**LISTED ENTRIES**
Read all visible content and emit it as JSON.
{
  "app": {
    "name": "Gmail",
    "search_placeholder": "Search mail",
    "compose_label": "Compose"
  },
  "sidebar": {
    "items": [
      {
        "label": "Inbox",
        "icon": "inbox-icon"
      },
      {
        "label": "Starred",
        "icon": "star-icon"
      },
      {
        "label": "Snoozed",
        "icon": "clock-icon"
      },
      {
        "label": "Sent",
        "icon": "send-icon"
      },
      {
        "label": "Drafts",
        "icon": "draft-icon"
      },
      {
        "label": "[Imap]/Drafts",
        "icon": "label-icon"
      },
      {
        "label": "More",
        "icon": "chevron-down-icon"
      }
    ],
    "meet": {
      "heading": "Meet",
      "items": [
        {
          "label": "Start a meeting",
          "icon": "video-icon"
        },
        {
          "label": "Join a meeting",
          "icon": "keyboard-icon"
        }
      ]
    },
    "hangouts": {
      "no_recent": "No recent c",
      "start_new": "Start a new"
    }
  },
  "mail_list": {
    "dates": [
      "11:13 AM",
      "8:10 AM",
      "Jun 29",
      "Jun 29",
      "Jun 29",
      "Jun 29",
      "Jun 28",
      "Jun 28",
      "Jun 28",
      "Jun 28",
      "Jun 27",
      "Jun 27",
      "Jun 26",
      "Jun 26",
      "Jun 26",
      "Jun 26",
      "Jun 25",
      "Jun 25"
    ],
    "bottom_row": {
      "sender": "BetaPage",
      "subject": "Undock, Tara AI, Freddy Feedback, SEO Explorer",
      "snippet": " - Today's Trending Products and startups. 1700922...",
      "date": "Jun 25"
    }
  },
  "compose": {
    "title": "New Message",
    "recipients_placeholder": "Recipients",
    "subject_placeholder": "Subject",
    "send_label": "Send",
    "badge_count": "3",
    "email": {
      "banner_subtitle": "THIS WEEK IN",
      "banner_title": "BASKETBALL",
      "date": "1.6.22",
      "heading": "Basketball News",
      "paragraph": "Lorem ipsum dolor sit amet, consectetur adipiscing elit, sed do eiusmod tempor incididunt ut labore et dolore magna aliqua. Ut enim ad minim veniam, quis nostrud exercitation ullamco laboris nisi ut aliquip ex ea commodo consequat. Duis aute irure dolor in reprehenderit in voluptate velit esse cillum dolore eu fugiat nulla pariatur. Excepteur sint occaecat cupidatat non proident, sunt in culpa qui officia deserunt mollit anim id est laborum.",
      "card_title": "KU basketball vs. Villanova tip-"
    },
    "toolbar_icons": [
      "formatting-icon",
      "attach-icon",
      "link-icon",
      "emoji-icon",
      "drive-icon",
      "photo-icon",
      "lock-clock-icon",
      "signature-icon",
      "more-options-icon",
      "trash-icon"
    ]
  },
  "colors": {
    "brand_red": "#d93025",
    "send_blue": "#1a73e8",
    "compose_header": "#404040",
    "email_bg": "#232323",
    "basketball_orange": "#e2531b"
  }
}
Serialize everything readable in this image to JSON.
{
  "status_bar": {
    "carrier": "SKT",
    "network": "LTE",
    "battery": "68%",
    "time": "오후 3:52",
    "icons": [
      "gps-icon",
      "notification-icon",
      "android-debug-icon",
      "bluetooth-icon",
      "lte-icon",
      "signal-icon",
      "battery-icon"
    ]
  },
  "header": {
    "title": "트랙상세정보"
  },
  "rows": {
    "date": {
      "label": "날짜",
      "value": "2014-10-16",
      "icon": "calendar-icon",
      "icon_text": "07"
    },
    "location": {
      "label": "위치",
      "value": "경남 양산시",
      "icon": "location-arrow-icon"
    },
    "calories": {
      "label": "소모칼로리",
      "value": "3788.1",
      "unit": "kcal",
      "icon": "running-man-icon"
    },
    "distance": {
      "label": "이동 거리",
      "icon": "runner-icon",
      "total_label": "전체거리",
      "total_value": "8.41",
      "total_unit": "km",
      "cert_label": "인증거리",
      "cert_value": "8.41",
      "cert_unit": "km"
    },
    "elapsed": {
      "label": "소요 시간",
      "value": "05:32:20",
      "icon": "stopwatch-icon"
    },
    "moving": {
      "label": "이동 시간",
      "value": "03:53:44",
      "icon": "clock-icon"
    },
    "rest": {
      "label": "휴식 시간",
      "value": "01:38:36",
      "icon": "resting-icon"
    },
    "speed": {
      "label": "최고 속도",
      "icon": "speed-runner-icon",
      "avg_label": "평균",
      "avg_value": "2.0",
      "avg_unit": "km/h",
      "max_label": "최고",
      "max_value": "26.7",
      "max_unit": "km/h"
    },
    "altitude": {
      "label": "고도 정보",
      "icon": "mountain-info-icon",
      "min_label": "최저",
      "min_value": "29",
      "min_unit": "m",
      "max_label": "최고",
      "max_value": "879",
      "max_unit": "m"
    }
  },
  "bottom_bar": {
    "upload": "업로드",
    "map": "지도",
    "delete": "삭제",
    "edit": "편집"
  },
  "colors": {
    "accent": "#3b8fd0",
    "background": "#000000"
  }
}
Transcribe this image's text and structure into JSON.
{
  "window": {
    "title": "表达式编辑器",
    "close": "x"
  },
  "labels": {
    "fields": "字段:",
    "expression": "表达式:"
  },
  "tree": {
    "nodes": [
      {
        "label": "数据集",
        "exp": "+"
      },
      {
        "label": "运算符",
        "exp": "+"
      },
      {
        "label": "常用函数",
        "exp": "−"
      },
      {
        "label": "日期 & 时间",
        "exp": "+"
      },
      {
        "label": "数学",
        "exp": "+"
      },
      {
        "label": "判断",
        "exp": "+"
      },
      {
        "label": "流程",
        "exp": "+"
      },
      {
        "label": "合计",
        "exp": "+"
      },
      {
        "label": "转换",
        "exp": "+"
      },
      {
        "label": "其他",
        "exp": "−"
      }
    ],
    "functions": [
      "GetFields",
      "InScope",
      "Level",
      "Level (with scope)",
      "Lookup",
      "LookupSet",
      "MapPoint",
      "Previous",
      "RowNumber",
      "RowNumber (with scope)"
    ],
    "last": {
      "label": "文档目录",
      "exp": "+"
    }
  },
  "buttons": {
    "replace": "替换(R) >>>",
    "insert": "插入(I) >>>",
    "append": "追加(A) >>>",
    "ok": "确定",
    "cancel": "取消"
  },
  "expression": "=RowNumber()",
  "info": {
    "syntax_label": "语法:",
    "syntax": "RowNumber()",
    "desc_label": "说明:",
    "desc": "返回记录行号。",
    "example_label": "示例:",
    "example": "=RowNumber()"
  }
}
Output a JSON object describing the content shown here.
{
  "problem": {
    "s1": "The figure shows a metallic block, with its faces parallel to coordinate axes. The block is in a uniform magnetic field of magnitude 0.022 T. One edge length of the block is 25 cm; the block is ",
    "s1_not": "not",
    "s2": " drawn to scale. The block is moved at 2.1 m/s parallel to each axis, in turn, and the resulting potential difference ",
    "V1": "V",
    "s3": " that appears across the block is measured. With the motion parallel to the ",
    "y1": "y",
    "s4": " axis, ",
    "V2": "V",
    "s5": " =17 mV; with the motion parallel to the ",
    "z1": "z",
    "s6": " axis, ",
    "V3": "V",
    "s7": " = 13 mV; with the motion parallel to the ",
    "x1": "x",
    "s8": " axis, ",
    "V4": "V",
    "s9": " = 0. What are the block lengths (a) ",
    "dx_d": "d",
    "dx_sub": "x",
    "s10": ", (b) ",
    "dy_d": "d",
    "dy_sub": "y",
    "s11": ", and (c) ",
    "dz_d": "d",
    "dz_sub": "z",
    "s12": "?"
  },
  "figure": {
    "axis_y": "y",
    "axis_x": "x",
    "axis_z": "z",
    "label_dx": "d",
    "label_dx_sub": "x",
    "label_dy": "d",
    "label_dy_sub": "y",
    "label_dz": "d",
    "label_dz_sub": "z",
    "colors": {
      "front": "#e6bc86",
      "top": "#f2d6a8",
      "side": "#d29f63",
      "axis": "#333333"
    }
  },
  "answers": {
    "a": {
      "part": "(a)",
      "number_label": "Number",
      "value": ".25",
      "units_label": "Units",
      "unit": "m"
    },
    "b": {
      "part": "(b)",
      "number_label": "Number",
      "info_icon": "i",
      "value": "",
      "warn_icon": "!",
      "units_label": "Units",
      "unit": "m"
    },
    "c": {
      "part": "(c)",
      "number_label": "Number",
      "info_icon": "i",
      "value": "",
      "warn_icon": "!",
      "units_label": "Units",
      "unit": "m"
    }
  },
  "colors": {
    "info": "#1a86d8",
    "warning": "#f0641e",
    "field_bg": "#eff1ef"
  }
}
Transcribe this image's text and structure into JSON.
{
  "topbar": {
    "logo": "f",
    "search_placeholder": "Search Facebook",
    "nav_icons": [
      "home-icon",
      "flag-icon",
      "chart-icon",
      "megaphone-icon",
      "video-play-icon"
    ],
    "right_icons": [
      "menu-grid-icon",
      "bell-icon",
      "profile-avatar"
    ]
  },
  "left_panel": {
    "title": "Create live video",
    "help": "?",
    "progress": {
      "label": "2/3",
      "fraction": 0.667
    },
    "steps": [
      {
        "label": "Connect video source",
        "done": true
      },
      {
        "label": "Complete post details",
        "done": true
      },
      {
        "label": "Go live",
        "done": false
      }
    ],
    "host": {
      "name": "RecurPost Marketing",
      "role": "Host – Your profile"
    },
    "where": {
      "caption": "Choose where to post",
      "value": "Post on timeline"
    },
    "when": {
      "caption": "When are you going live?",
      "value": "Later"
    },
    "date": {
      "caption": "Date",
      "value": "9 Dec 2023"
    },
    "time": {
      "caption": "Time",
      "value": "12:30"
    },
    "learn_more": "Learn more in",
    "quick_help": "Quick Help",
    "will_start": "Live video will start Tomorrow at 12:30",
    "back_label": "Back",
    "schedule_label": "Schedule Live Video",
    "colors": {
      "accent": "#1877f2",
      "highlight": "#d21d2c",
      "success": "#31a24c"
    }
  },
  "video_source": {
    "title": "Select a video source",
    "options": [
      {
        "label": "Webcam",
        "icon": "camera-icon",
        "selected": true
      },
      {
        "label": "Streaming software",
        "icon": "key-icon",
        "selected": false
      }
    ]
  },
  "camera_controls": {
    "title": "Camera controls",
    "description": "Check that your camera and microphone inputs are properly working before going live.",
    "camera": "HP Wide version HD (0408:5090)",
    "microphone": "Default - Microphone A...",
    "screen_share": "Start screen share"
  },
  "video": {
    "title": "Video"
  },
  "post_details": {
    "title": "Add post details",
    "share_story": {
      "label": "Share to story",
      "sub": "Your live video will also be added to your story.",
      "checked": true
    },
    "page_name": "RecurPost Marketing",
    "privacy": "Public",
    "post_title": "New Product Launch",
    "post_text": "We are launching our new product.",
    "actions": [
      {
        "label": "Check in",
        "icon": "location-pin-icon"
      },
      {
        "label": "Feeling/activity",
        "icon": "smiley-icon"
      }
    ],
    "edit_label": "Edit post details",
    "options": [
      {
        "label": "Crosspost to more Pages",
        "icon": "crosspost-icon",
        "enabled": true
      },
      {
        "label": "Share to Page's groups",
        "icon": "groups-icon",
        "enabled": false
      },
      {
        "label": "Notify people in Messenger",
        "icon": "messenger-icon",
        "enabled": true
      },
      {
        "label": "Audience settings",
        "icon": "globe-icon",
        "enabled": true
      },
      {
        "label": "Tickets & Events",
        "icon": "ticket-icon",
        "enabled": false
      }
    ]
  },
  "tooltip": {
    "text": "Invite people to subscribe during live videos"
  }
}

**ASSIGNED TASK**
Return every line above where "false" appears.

**RESPONSE BELOW**
        "done": false
        "selected": false
        "enabled": false
        "enabled": false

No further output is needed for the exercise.